Our CMO, Heidi Bullock, sat down with us to share common Customer Data Platform FAQs she hears from professionals all over the world. The FAQs run the gamut, covering the basics, like what a CDP even is, to more complex topics like the difference between a CDP and a data warehouse, or the challenges and opportunities marketers face when adopting a first party data strategy.
Customer Data Platform FAQs: What is a CDP?
A CDP is a software platform that helps organizations better understand their buyer, engage them, and ultimately help with customer retention. The best CDPs start with data collection, meaning they can collect data server-side or client-side, and bring that data together to confirm user identity to activate data. With privacy changes and browser changes, the way companies do their advertising, track users and user behavior, and attribution has changed. Conversion APIs help address these changes by managing conversion data server-side versus client-side, which leads to a better understanding of conversions and attribution. In a lot of cases, server-side data collection is more accurate because event data (for example, conversions) can be sent in a more reliable way.
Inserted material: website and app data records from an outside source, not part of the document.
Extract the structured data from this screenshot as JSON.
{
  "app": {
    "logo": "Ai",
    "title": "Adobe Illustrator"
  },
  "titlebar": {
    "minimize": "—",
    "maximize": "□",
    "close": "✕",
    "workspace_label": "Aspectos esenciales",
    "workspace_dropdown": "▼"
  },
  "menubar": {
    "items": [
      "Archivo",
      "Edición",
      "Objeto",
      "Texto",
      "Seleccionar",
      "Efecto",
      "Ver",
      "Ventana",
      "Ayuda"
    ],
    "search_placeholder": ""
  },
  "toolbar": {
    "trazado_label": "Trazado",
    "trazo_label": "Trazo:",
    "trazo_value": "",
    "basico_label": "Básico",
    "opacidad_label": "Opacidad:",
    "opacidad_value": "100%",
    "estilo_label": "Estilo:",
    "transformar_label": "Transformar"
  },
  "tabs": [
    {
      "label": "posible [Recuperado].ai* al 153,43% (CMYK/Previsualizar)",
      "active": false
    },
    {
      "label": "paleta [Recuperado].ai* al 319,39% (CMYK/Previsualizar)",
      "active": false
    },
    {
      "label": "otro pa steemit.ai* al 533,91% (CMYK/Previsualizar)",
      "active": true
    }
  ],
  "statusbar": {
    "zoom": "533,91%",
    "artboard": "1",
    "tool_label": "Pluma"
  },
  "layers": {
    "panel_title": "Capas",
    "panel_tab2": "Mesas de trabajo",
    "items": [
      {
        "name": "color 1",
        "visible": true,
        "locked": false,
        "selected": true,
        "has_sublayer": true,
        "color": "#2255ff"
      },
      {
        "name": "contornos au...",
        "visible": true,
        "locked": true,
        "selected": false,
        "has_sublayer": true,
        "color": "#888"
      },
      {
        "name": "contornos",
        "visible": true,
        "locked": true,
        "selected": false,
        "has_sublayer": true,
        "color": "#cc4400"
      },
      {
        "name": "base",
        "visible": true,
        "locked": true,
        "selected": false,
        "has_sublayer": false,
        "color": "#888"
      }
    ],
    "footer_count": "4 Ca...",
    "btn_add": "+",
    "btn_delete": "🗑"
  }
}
Customer Data Platform FAQs: Are CDPs better suited for brands or marketing agencies?
While CDPs have typically been thought of as being a tool for brands exclusively, CDPs are often owned by brands but accessed and optimized by an agency partner. Agencies can assist with understanding use cases and best practices to guide the brands as to how to make the best use of a CDP.
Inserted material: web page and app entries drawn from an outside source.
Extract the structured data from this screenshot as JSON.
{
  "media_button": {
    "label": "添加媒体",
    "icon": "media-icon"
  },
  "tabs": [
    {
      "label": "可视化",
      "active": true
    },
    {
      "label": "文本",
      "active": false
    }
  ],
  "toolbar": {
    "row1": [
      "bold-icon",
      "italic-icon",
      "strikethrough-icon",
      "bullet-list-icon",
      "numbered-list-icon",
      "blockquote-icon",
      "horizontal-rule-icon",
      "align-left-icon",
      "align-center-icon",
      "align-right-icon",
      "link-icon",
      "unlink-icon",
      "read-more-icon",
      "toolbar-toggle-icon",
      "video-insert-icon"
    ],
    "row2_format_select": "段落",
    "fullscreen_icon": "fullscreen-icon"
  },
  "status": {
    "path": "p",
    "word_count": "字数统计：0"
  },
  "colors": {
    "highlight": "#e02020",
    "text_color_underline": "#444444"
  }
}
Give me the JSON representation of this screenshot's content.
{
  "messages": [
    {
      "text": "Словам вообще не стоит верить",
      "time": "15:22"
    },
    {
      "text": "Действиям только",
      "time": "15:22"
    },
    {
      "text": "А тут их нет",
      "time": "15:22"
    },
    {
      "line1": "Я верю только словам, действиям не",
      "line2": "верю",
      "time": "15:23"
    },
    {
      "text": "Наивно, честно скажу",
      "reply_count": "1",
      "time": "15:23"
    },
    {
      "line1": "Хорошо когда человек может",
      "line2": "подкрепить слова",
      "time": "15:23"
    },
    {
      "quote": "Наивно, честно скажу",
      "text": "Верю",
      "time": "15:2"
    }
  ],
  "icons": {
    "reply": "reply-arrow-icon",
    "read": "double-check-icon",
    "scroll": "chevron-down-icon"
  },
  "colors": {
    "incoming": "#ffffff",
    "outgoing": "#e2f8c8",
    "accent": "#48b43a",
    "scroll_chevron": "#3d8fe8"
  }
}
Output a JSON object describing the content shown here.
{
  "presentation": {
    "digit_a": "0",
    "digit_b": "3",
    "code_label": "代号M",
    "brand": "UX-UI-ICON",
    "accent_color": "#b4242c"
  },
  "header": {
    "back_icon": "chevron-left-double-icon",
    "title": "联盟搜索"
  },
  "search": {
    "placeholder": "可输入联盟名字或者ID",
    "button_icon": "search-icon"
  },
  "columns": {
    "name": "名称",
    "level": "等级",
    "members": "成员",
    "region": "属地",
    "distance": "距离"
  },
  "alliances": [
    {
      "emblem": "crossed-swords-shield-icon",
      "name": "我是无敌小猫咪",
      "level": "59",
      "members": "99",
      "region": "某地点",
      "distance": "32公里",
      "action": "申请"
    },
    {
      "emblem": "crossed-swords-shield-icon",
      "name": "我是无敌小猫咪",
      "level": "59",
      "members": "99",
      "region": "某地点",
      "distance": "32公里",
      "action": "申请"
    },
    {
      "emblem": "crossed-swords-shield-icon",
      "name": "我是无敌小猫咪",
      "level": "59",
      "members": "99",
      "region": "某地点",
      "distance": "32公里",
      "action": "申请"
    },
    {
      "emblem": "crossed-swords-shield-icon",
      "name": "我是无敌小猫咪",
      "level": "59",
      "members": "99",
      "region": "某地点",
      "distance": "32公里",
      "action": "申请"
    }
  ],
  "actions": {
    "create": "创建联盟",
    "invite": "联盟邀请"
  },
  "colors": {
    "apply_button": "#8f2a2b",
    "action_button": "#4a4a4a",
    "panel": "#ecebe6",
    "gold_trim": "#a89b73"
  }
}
There is a real opportunity for agencies to get more involved in this area and be seen as the experts of CDPs and to lead the way for brands in understanding optimizations, data patterns and running use cases.
Customer Data Platform FAQs: What is the difference between a CDP and a Data Warehouse?
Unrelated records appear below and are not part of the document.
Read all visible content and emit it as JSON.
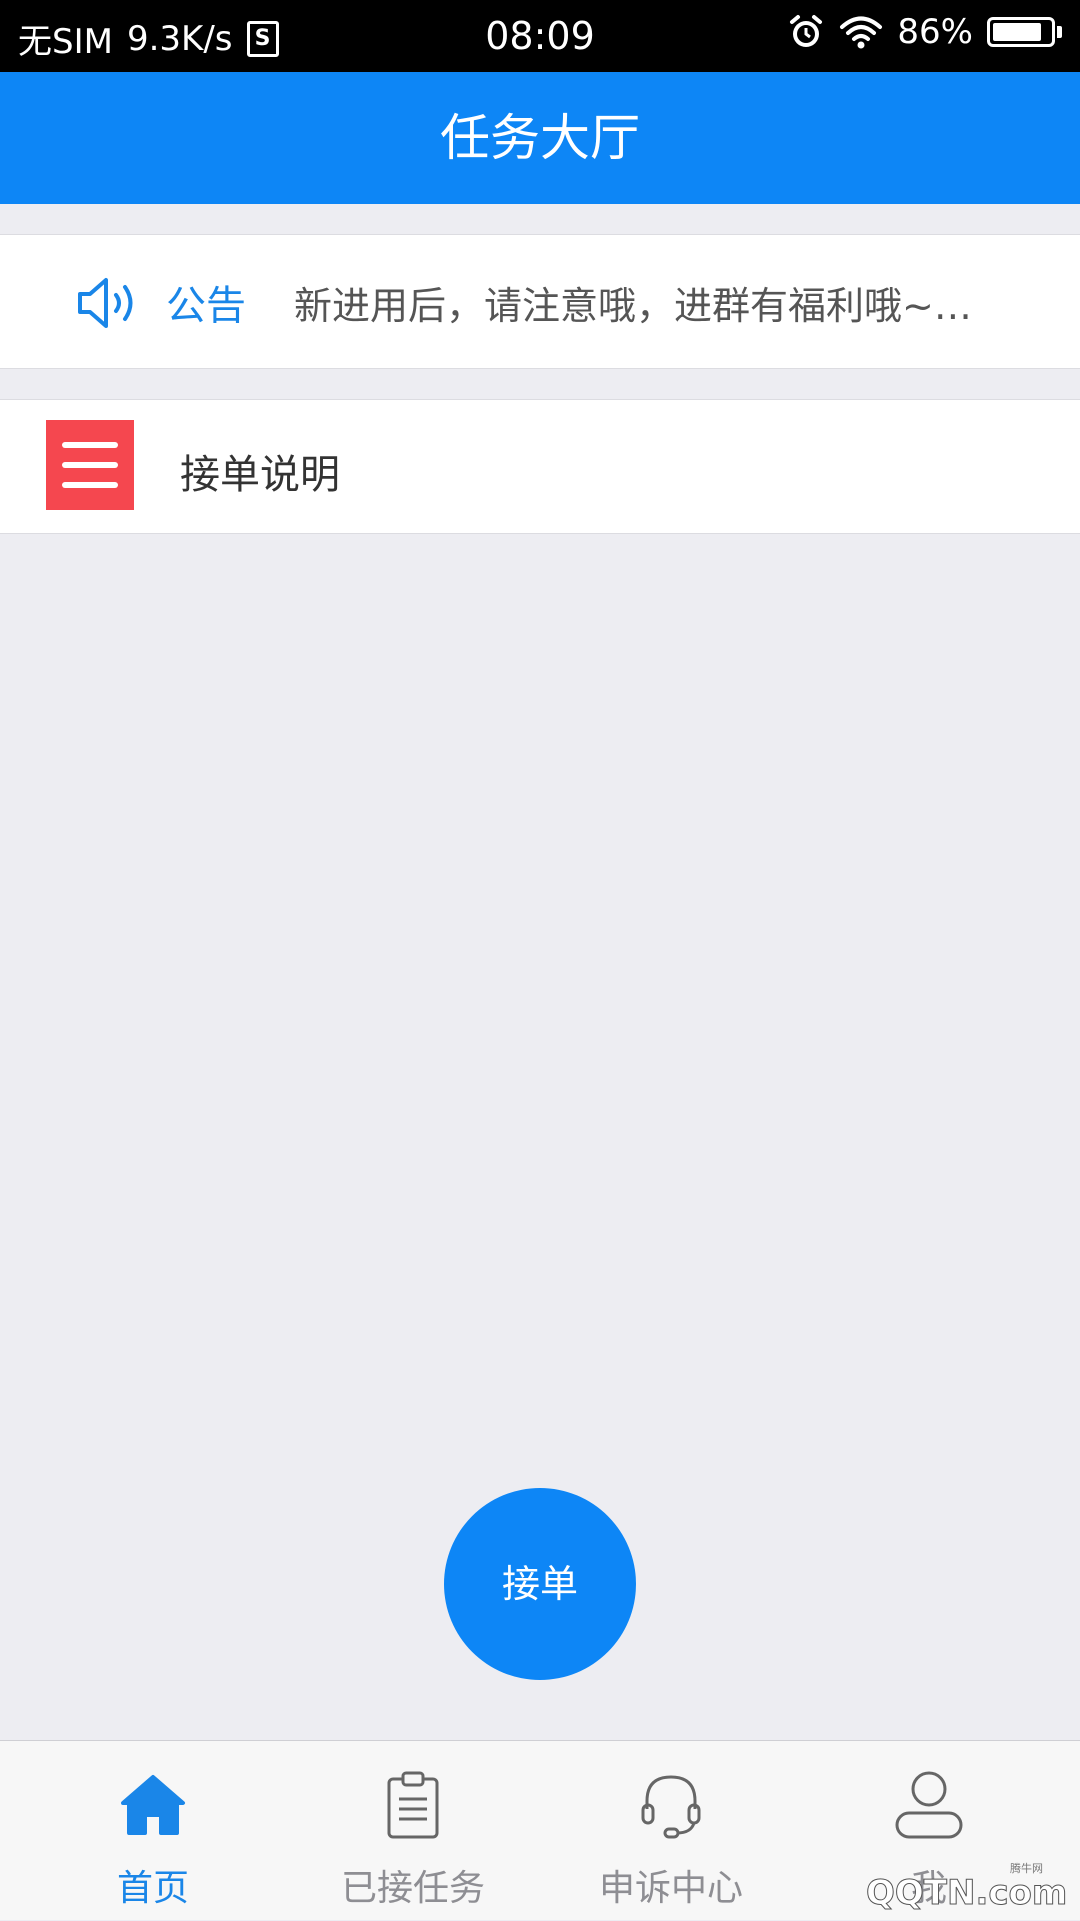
{
  "status_bar": {
    "carrier": "无SIM",
    "speed": "9.3K/s",
    "sim_badge": "S",
    "time": "08:09",
    "battery_percent": "86%",
    "battery_level": 0.86,
    "icons": [
      "alarm-icon",
      "wifi-icon",
      "battery-icon"
    ]
  },
  "nav": {
    "title": "任务大厅"
  },
  "notice": {
    "label": "公告",
    "text": "新进用后，请注意哦，进群有福利哦~…",
    "icon": "speaker-icon"
  },
  "instructions": {
    "label": "接单说明",
    "icon": "menu-icon"
  },
  "accept_button": {
    "label": "接单"
  },
  "tabs": [
    {
      "label": "首页",
      "icon": "home-icon",
      "active": true
    },
    {
      "label": "已接任务",
      "icon": "clipboard-icon",
      "active": false
    },
    {
      "label": "申诉中心",
      "icon": "headset-icon",
      "active": false
    },
    {
      "label": "我",
      "icon": "user-icon",
      "active": false
    }
  ],
  "watermark": {
    "text": "QQTN.com",
    "sub": "腾牛网"
  },
  "colors": {
    "primary": "#0d86f6",
    "notice_label": "#1a86e8",
    "menu_icon_bg": "#f5474f",
    "background": "#ededf2",
    "tab_inactive": "#8e8e93"
  }
}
Data warehouses are typically used by companies to store and house data (usually all types of corporate data) in a passive (static) way, and then groups like IT or data analysts will access data for reporting and analysis. Any type of data can sit in a data warehouse. By contrast, Customer Data Platforms are accessed by marketing and data scientists and focused on customer data, collecting and activating that data in real time. CDPs are much more focused on activating the data to drive customer experience, and typically feature large integration marketplaces. In a lot of cases, a data warehouse is used in collaboration with a Customer Data Platform.
Customer Data Platform FAQs: Can you share some of the limitations of CDPs today?
One of the biggest limitations of CDPs today is that it is still a relatively new technology. Brands know that they should adopt one, and that there is value, but they are not sure how to go about buying and incorporating them into their business. They’re not sure who to involve in the purchase process and best communicate the value. A good CDP partner will work with organizations to ensure teams are equipped with the right skills and resources to properly demonstrate and explain value to their business. The more and more people who adopt CDPs and illustrate the value the more these will become commonplace.
For more information on how to operationalize a CDP, check out our eBook “The Organization of the Future: A Blueprint for Structuring Your Optimal Customer Data Team (Plus Sample Org Charts!)”.
Customer Data Platform FAQs: Is there an ideal user of a CDP?
The marketing team is often the one who is chartered with growing the business, improving key metrics like loyalty and retention, or otherwise, and the way to do this is by understanding the buyer. So, while they are often the key stakeholder of the platform, they will also involve technical marketers or data scientists who are often the users, as well as IT because of the magnitude of data involved, and folks involved in privacy (ex: legal, or Chief Privacy Officer).
Customer Data Platform FAQs: What are the challenges and opportunities for marketers in adopting a first party data strategy?
If data collection is not done in real-time, this can create issues for a marketer. If a user opts out of communications and this is not updated in the marketer’s system, this can create a negative experience. The other issue is for marketers who are not collecting data from all sources. User preferences should be propagated in real-time. One thing that helps marketers is to clearly define the value exchange. It’s important to have a thoughtful customer data strategy that accounts for where your data is coming from. Being able to test in real-time will optimize your programs and ultimately create a better overall experience for your buyer. The most successful marketers are focused on understanding where their data is coming from. Everyone should make sure they’re moving towards a first party data strategy and that they can do it in real-time to uphold privacy preferences. The sooner you can understand zero party and first party data, the sooner you will ultimately do better marketing through compliant, rich, real-time data. You are going to create an experience that people love, and that’s what we all really want to do.
For more information on the different data sources marketers need to master to optimize their customer experience, check out our eBook, “Customer Data Integration 101: How to Integrate Data from Different Sources Into Your CDP“.
Have more questions we didn’t cover in these Customer Data Platform FAQs? Schedule a free demo today and ask away!